We have already seen some of the problems with the consolidation of special education and busing. We have lost some of our best teachers who have been moved to other schools. Cumbersome protocols from the central office make it harder to move personnel when an afterschool staff is sick or a new child needs services. There are no provisions for “unmerging” if the promised benefits don’t result. In Maine, many districts are trying to go back on consolidation mandated there. While the current superintendent and merger committee can make promises now about keeping local programs, not closing schools or not moving students, there is no saying what a future superintendent or board may decide. There is no knowing how individual communities will be impacted if their local school becomes part of a larger district — the merger is permanent, regardless of the impacts.

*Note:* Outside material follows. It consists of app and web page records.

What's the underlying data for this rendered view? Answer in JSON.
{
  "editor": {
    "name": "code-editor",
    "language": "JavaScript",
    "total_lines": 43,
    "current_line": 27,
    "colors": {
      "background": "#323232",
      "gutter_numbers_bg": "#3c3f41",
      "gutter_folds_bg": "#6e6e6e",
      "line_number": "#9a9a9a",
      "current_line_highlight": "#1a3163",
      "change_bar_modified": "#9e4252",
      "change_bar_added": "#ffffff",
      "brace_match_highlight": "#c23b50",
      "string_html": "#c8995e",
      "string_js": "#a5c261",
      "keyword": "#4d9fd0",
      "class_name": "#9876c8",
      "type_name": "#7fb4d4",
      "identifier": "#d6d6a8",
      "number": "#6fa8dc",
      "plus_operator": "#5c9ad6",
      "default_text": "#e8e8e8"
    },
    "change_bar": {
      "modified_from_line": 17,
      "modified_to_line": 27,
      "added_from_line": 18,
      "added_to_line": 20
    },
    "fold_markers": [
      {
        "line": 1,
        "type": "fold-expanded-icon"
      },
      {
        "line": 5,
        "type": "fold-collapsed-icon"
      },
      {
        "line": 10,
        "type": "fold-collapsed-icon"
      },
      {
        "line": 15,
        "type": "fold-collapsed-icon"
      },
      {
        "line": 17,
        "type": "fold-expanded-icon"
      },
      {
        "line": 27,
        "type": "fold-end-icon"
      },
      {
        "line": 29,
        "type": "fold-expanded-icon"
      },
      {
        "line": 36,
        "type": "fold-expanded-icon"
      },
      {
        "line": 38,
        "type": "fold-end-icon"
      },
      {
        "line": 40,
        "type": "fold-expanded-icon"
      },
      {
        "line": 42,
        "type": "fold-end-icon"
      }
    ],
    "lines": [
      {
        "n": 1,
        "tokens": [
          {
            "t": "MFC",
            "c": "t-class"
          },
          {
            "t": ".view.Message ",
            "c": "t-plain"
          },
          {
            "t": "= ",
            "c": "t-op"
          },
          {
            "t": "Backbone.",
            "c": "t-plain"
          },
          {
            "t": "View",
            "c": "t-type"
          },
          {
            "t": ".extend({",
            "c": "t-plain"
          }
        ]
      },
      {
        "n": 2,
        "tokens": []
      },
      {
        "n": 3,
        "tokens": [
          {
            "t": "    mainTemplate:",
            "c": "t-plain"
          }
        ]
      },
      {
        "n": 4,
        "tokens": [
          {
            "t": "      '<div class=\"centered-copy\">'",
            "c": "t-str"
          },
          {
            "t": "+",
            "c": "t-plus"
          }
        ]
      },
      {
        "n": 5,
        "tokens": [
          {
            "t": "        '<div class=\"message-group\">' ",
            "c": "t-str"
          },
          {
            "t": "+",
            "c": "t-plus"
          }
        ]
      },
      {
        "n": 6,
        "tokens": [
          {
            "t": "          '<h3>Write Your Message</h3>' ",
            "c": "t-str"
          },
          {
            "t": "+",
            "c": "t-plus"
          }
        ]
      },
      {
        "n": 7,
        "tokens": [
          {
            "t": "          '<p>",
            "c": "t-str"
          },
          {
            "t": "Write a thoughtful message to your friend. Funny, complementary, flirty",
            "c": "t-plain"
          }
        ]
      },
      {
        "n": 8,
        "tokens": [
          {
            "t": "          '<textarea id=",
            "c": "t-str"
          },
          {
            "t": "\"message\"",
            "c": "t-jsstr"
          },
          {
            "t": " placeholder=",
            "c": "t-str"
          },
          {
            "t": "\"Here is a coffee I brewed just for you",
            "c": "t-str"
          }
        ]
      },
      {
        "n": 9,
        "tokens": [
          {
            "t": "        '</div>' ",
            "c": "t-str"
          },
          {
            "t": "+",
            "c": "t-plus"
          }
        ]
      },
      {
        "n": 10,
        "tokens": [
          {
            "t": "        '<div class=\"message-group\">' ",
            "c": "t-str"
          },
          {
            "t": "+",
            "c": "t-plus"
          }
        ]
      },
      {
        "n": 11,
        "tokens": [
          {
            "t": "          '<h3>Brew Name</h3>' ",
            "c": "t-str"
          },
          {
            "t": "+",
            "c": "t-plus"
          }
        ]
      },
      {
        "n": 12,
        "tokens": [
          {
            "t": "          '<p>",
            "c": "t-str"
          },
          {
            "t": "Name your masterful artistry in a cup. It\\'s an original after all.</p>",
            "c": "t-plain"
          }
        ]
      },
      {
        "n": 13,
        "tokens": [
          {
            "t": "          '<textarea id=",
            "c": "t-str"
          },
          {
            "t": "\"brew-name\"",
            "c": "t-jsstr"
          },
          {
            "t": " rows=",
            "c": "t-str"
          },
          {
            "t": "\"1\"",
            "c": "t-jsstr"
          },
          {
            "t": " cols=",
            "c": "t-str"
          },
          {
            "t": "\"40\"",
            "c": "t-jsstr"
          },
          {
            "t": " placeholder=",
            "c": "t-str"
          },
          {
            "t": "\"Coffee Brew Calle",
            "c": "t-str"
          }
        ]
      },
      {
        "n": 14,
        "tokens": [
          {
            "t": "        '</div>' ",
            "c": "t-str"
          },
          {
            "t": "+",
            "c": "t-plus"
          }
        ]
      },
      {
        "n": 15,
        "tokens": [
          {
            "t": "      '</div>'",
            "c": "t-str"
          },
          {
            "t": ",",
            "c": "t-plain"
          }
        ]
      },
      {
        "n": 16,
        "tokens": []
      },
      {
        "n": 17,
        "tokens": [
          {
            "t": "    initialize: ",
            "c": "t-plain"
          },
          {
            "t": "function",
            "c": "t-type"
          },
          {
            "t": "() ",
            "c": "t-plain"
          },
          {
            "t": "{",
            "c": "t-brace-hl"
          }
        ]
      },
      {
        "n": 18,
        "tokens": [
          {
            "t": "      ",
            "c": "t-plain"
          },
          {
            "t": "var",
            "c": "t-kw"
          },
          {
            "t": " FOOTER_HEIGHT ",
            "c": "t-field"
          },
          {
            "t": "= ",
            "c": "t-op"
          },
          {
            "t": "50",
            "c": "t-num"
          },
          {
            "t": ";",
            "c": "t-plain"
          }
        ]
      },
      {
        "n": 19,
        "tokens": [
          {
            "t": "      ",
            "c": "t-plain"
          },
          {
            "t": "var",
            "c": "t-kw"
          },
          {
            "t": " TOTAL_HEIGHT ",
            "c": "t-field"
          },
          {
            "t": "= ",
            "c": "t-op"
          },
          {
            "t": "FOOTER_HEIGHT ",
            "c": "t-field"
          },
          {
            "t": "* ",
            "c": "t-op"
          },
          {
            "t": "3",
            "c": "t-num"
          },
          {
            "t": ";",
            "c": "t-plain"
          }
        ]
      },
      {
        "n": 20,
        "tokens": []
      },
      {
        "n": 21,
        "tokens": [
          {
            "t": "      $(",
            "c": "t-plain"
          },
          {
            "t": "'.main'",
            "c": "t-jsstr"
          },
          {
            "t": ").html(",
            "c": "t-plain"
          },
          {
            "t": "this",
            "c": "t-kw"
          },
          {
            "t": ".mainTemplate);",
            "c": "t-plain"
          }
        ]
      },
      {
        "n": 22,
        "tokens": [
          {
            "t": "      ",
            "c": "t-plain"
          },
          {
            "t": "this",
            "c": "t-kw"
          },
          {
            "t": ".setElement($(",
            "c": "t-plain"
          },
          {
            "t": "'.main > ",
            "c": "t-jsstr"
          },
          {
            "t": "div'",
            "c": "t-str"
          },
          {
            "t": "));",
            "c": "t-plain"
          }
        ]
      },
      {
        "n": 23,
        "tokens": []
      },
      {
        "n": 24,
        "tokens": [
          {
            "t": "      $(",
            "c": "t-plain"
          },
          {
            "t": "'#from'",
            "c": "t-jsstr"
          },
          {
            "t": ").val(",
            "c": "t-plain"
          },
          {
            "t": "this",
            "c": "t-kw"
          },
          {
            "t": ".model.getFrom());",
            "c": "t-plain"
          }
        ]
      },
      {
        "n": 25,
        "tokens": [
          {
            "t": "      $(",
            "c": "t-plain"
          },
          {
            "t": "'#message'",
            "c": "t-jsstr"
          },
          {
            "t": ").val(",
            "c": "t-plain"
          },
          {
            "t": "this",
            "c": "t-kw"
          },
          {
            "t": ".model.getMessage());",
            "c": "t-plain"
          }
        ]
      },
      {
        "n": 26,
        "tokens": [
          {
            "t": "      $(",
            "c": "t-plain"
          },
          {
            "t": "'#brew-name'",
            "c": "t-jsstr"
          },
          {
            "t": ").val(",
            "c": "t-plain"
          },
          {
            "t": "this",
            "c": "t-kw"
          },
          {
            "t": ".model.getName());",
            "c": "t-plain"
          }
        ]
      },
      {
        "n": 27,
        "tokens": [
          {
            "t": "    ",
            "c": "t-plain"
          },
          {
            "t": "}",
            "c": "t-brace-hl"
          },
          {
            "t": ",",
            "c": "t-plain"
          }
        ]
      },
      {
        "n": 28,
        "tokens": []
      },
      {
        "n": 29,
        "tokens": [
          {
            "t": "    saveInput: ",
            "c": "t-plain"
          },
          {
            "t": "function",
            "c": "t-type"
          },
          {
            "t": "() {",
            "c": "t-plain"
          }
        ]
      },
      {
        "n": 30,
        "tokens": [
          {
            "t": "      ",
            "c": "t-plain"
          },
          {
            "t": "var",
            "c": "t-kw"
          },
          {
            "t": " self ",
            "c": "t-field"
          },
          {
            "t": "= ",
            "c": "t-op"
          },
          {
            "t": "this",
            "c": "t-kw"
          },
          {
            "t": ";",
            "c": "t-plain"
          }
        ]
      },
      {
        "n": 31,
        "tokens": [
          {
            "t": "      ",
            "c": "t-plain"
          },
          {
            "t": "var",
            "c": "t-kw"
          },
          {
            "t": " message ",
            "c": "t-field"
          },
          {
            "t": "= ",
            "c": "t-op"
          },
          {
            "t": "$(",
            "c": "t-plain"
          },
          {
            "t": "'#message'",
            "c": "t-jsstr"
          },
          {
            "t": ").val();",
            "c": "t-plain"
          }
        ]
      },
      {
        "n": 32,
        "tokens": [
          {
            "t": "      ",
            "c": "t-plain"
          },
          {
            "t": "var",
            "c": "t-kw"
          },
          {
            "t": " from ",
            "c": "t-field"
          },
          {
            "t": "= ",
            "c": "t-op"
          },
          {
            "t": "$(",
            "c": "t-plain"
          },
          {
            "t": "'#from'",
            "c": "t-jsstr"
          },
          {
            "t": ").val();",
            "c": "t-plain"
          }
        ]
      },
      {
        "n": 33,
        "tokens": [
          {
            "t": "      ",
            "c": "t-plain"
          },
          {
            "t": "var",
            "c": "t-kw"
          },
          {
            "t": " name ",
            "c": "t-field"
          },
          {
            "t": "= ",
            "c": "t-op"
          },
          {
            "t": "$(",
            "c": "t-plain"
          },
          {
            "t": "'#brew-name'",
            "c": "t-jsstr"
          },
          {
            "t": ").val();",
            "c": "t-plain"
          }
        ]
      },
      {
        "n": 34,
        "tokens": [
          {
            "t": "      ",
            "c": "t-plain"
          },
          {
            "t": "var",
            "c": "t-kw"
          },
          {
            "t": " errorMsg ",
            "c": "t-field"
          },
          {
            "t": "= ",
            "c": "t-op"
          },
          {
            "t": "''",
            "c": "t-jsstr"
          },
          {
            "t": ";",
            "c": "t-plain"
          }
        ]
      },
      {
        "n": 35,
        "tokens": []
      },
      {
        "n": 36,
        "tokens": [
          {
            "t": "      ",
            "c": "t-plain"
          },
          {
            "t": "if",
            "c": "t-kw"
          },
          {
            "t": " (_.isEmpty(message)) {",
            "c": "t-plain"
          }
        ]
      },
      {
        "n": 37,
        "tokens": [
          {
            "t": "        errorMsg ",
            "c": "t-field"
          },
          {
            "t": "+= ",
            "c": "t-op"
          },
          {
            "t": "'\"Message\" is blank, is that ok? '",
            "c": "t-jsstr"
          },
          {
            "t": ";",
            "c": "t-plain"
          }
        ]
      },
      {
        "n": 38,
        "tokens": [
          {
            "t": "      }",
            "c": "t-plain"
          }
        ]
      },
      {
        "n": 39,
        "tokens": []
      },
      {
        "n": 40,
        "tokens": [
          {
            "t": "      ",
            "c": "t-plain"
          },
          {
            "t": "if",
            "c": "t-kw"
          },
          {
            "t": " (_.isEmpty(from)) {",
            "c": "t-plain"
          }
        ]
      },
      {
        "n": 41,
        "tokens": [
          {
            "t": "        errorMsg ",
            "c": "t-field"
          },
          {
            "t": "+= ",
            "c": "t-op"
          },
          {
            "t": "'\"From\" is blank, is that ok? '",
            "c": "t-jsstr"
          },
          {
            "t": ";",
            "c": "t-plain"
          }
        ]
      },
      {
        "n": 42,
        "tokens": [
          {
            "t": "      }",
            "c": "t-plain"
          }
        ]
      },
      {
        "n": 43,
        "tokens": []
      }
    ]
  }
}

There are likely ways to improve equity and opportunity and to realize fiscal savings with creative exploration among our local school districts. Our board was enthusiastic about serving on a study committee to explore this. We were sorely disappointed to find our local merger committee was limited to pursuing only a merger following the preferred structure and had a short timeline for follow-through. Extending deadlines and opening the process to alternatives will help achieve the goals of Act 46 while allowing flexibility to the circumstances in different regions of the state. I hope our policy makers can keep attention on how best to provide for the well-being of our children and not on any single structure that may not work in different parts of the state.